    After spending nearly 10 years in New York for her graduate degree work, Megan recently moved back to West Virginia. One of her major goals has been helping WV college students, who have usually been relatively isolated from the arts, learn to: 1) appreciate and discuss a wide range of art and anthropological topics; 2) seek out cultural experiences to increase students’ personal growth; and 3) integrate these humanities experiences into their everyday lives beyond the classroom setting. Through reading contemporary news articles, attending local and national museum openings, using historic weaponry like atlatls, recreating Andean pottery, and learning to ask thoughtful, reflective questions about world issues, her students learn to engage directly with the arts in meaningful and long-lasting ways. Megan currently divides her time between West Virginia, New York City, and Guatemala City, Guatemala.

  • Majors
    • Graphic Design – B.A.
    • Printmaking & Drawing – B.A.
    • Pre-Art Therapy – B.A.
    • Arts Administration – B.A.

      Students will:

      • Students will be able to prepare and manage basic budgets for fund development, operations, grant design, and financial reporting.
      • Students will be able to develop marketing plans, oversee venue management, and work with volunteers and a board of directors.
      • Students will be able to design communication for promotional copy, press releases, and online media for a variety of audiences and demonstrate effective audience analysis.
      • Students will be able to evaluate and respond to various works of art, exploring the interdisciplinary relationships between the arts.
      • Students will be able to demonstrate a practical application of degree skills through internship opportunities.
  • Minors
    • Art

      Students will: 

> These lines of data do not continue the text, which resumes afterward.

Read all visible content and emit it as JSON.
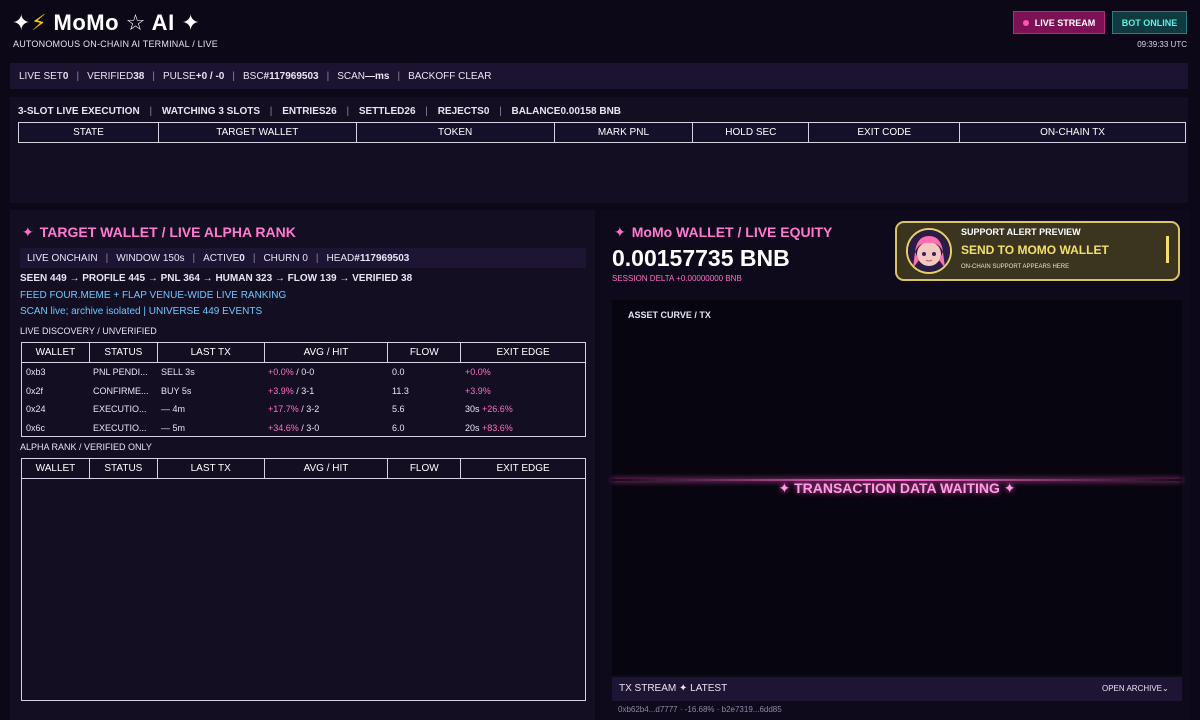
{
  "header": {
    "title": "MoMo ☆ AI",
    "subtitle": "AUTONOMOUS ON-CHAIN AI TERMINAL / LIVE",
    "live_stream_label": "LIVE STREAM",
    "bot_status_label": "BOT ONLINE",
    "clock": "09:39:33 UTC"
  },
  "status": {
    "live_set_label": "LIVE SET",
    "live_set": "0",
    "verified_label": "VERIFIED",
    "verified": "38",
    "pulse_label": "PULSE",
    "pulse": "+0 / -0",
    "bsc_label": "BSC",
    "bsc": "#117969503",
    "scan_label": "SCAN",
    "scan": "—ms",
    "backoff": "BACKOFF CLEAR"
  },
  "execution": {
    "title": "3-SLOT LIVE EXECUTION",
    "watching": "WATCHING 3 SLOTS",
    "entries_label": "ENTRIES",
    "entries": "26",
    "settled_label": "SETTLED",
    "settled": "26",
    "rejects_label": "REJECTS",
    "rejects": "0",
    "balance_label": "BALANCE",
    "balance": "0.00158 BNB",
    "columns": [
      "STATE",
      "TARGET WALLET",
      "TOKEN",
      "MARK PNL",
      "HOLD SEC",
      "EXIT CODE",
      "ON-CHAIN TX"
    ]
  },
  "alpha_panel": {
    "title": "TARGET WALLET / LIVE ALPHA RANK",
    "strip": {
      "live": "LIVE ONCHAIN",
      "window": "WINDOW 150s",
      "active_label": "ACTIVE",
      "active": "0",
      "churn": "CHURN 0",
      "head_label": "HEAD",
      "head": "#117969503"
    },
    "funnel": "SEEN 449 → PROFILE 445 → PNL 364 → HUMAN 323 → FLOW 139 → VERIFIED 38",
    "feed": "FEED FOUR.MEME + FLAP VENUE-WIDE LIVE RANKING",
    "scan_line": "SCAN live; archive isolated | UNIVERSE 449 EVENTS",
    "discovery_label": "LIVE DISCOVERY  /  UNVERIFIED",
    "alpha_label": "ALPHA RANK  /  VERIFIED ONLY",
    "columns": [
      "WALLET",
      "STATUS",
      "LAST TX",
      "AVG / HIT",
      "FLOW",
      "EXIT EDGE"
    ],
    "discovery_rows": [
      {
        "wallet": "0xb3",
        "status": "PNL PENDI...",
        "last_tx": "SELL 3s",
        "avg": "+0.0%",
        "hit": " / 0-0",
        "flow": "0.0",
        "exit_time": "",
        "exit_edge": "+0.0%"
      },
      {
        "wallet": "0x2f",
        "status": "CONFIRME...",
        "last_tx": "BUY 5s",
        "avg": "+3.9%",
        "hit": " / 3-1",
        "flow": "11.3",
        "exit_time": "",
        "exit_edge": "+3.9%"
      },
      {
        "wallet": "0x24",
        "status": "EXECUTIO...",
        "last_tx": "— 4m",
        "avg": "+17.7%",
        "hit": " / 3-2",
        "flow": "5.6",
        "exit_time": "30s ",
        "exit_edge": "+26.6%"
      },
      {
        "wallet": "0x6c",
        "status": "EXECUTIO...",
        "last_tx": "— 5m",
        "avg": "+34.6%",
        "hit": " / 3-0",
        "flow": "6.0",
        "exit_time": "20s ",
        "exit_edge": "+83.6%"
      }
    ]
  },
  "wallet_panel": {
    "title": "MoMo WALLET / LIVE EQUITY",
    "equity": "0.00157735 BNB",
    "delta": "SESSION DELTA +0.00000000 BNB",
    "alert": {
      "preview": "SUPPORT ALERT PREVIEW",
      "headline": "SEND TO MOMO WALLET",
      "note": "ON-CHAIN SUPPORT APPEARS HERE"
    },
    "curve_label": "ASSET CURVE / TX",
    "waiting": "✦ TRANSACTION DATA WAITING ✦",
    "tx_stream_label": "TX STREAM  ✦  LATEST",
    "open_archive": "OPEN ARCHIVE⌄",
    "tx_first": "0xb62b4...d7777 · -16.68% · b2e7319...6dd85"
  }
}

      • Demonstrate understanding of visual elements & principles of design. The student will be assessed on their ability to use the visual elements (line, shape, value, color, etc.) and the principle of design (balance, unity & variety, emphasis, etc.) to produce successful visual compositions.
      • Critique effectively. The student will be assessed on their ability to critique their own work as well as their classmates’ both in oral and written form. In addition, they will be expected to use the proper vocabulary for discussing the subject, form, content, and context.
      • Use materials and methods properly. Students will demonstrate an understanding of the technical processes of producing art and design using various media and technology. In addition, the student must show an understanding of not only how to use materials effectively but also safely, including proper disposal methods.
      • Show awareness of art & design in a contemporary & historical context. Students must demonstrate an awareness of contemporary and historical art and design, as well as notable practitioners in their area of study. Further, students are expected to articulate their own work within this context, including their contribution to the field and society.
      • Understand professional practices. Students will provide a presentation of their work, both visually and verbally. In addition, students will show an awareness of professional standards in representing of their work and personal image. All students will also complete an internship to demonstrate practical application of degree skills.
      • Develop conceptual content. Students work to develop original ideas that convey an intended message or emotion to an audience or viewer, thereby testing the effectiveness of the student’s visual communication.